*Extracted information*:
※

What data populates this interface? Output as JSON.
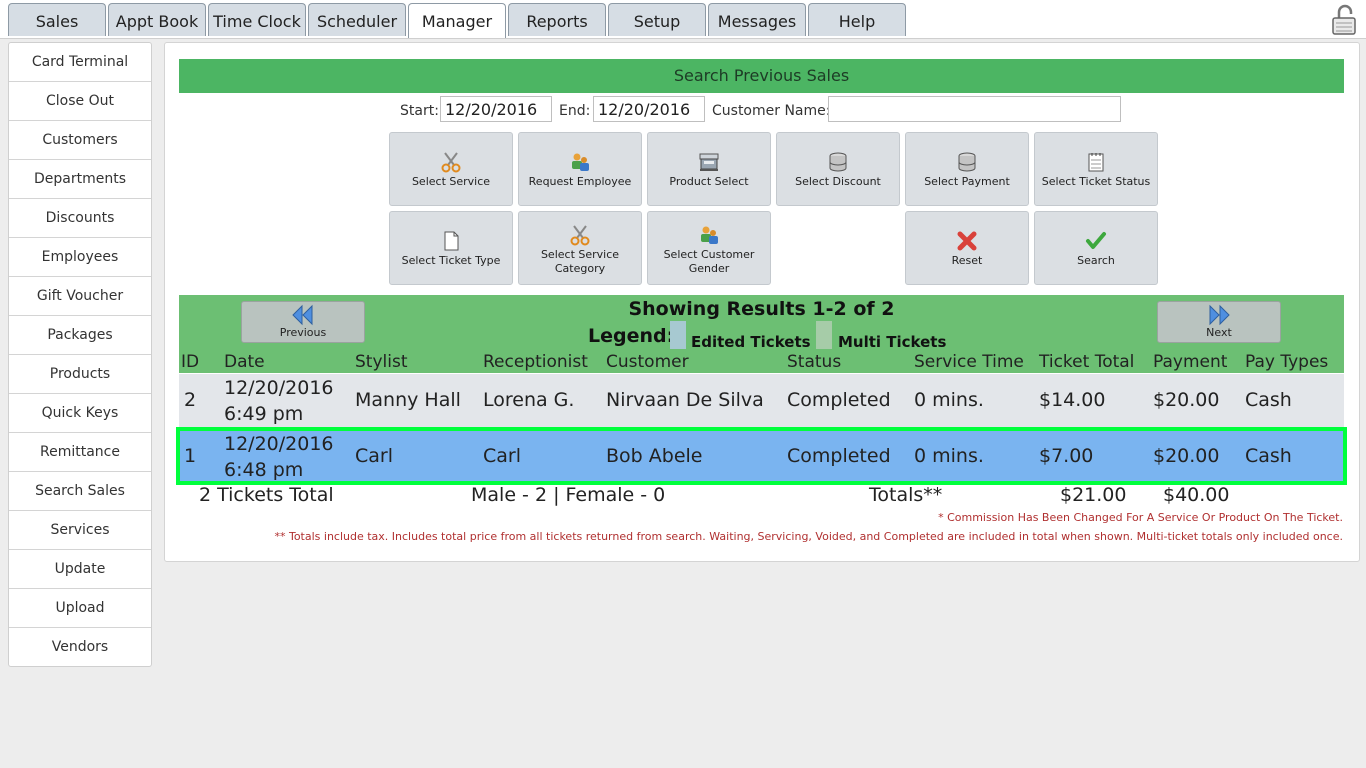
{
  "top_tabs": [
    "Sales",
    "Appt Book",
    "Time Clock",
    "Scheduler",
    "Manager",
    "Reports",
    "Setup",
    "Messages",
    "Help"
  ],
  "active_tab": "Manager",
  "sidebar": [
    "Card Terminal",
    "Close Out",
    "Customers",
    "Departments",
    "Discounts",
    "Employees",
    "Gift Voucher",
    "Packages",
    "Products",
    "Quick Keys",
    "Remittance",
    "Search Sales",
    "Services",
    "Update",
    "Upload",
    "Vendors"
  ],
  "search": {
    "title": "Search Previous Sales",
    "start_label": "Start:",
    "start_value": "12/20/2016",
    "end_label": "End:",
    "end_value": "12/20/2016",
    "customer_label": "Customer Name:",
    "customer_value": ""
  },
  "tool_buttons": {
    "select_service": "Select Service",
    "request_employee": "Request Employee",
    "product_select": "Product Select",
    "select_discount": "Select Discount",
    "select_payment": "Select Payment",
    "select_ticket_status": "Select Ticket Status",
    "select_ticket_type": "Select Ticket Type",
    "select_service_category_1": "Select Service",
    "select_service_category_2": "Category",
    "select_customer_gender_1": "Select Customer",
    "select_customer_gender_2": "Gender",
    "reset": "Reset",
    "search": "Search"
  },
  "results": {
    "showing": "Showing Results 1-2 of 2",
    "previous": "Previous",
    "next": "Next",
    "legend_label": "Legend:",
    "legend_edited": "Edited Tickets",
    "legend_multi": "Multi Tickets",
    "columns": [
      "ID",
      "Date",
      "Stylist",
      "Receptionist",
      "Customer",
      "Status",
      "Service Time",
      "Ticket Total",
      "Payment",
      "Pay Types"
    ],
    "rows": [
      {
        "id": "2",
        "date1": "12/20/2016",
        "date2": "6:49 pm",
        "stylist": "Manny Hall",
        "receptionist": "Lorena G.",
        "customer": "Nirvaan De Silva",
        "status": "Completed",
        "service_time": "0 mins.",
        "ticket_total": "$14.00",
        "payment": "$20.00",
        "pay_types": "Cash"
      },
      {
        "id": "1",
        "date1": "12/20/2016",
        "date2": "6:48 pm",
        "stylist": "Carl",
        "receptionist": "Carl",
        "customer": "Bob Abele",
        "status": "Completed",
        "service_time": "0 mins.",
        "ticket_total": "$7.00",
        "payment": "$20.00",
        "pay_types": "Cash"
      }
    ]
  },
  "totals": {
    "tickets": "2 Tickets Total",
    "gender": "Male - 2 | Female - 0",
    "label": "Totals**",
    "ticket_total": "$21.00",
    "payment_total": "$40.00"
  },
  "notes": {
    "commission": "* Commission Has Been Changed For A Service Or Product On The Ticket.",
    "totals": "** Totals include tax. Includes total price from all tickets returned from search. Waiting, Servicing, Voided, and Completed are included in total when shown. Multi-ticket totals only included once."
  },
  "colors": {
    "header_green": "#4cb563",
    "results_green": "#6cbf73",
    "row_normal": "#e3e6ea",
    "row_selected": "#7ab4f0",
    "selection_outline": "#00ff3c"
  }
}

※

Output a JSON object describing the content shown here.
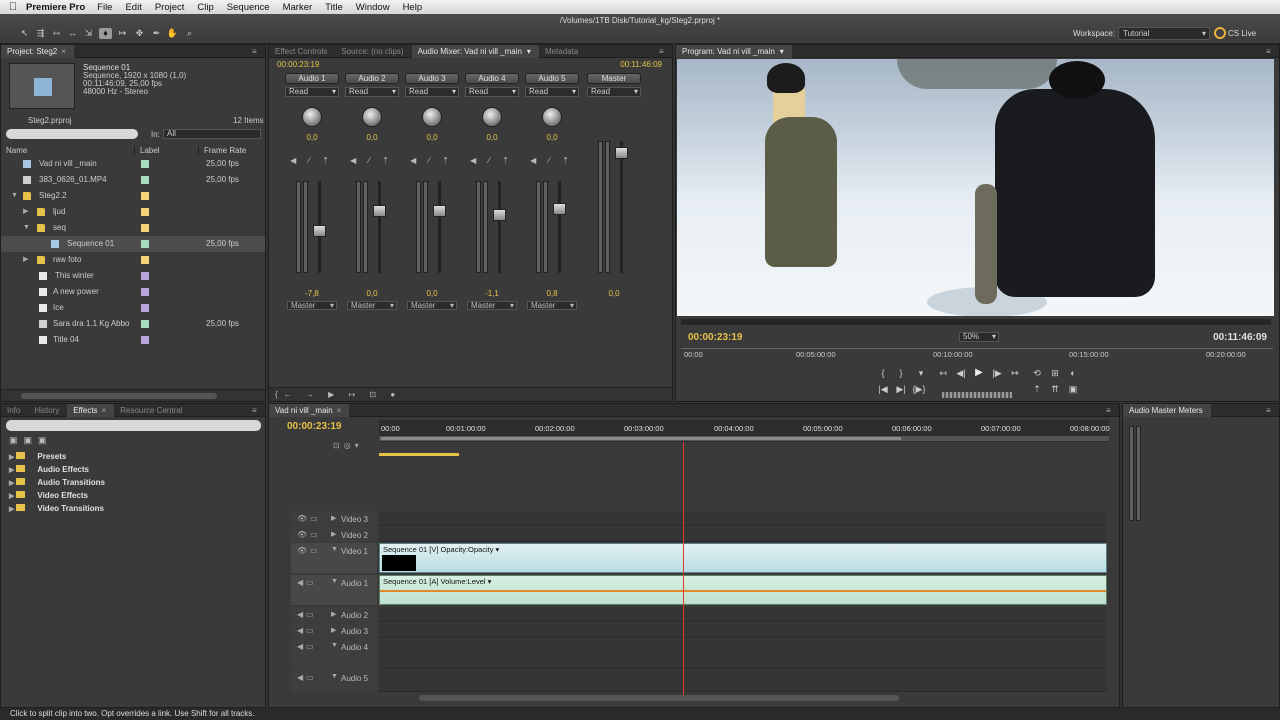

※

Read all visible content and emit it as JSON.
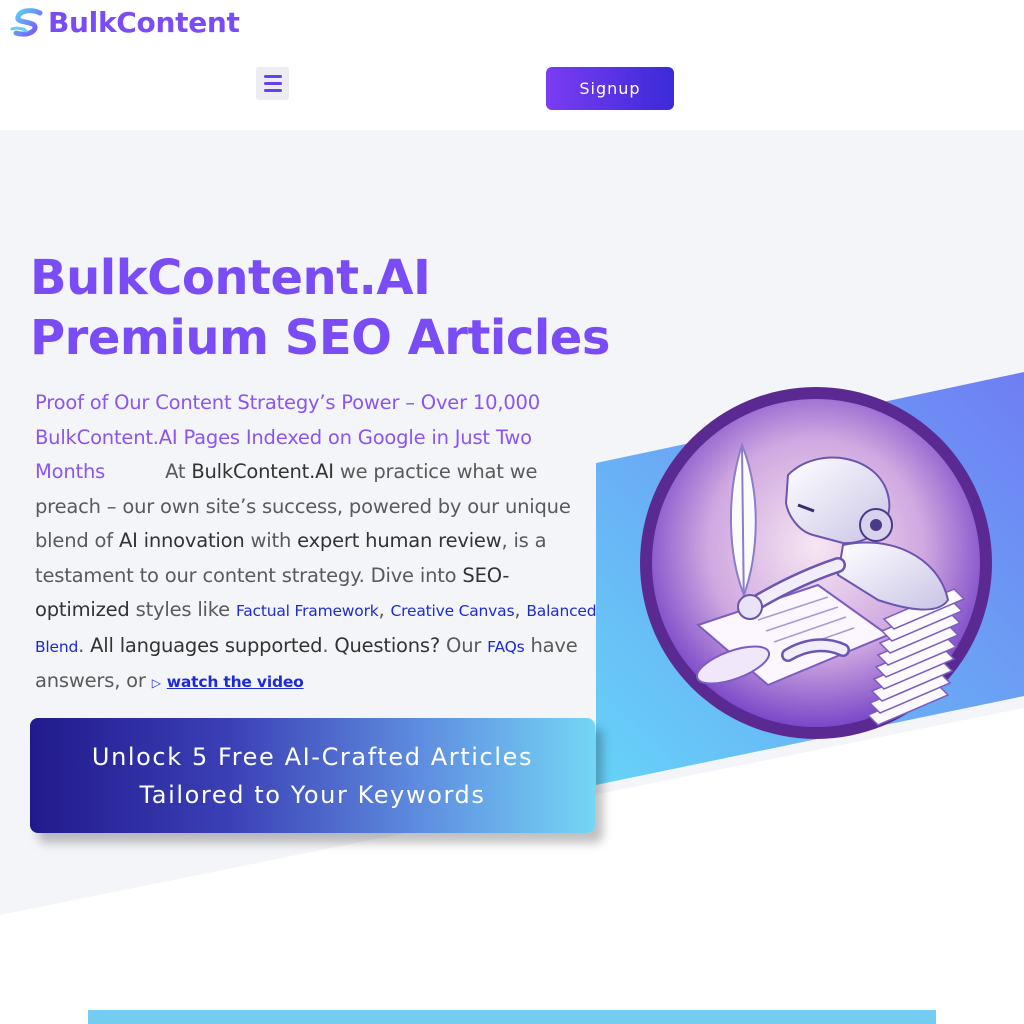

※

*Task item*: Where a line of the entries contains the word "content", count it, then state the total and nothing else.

*Answer box*: 2